Although Files is a solid alternative for Windows 11 (and 10) users, while I was testing and writing this guide, I noticed that it is slower in some tasks compared to File Explorer. For example, thumbnails take longer to load, and the overall browsing experience is a bit sluggish.

More resources

For more helpful articles, coverage, and answers to common questions about Windows 10 and Windows 11, visit the following resources: 

Mauro Huculak

Mauro Huculak is technical writer for His primary focus is to write comprehensive how-tos to help users get the most out of Windows 10 and its many related technologies. He has an IT background with professional certifications from Microsoft, Cisco, and CompTIA, and he's a recognized member of the Microsoft MVP community.
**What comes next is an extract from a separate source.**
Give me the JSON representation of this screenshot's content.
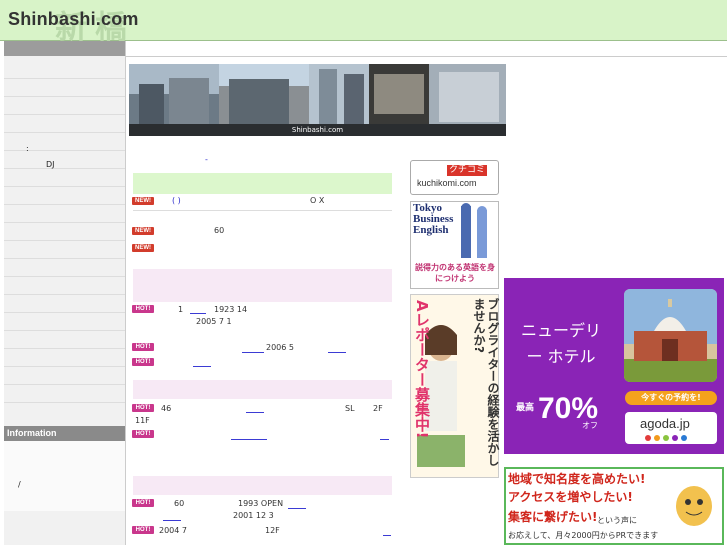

  • GraniteStateColin
    Trying it out based on this article. I'm sure I'll get the hang of it with some more use, but the first few things I noticed are longstanding features in File Explorer that were not in Files. For example, I wanted to organize the columns in Details view to the order I wanted. In File Explorer, this is just drag and drop. That's not possible in Files. Similarly, resizing those column widths works... weirdly in Files. It doesn't move with the dragging, it moves at some other rate -- drag the mouse an inch to the left while adjusting the with and the width only adjust 1/4" to the left.

    Also, even in Compact view, Files fits fewer items in the same amount of screen space as File Explorer. Maybe I can select a smaller font size to make this denser, but by default, it's bigger.

    Not sure if these are bugs or just limitations. None of these are showstoppers though, assuming column order and font size can be adjusted through Settings. I'll need to play with it more to determine if they are.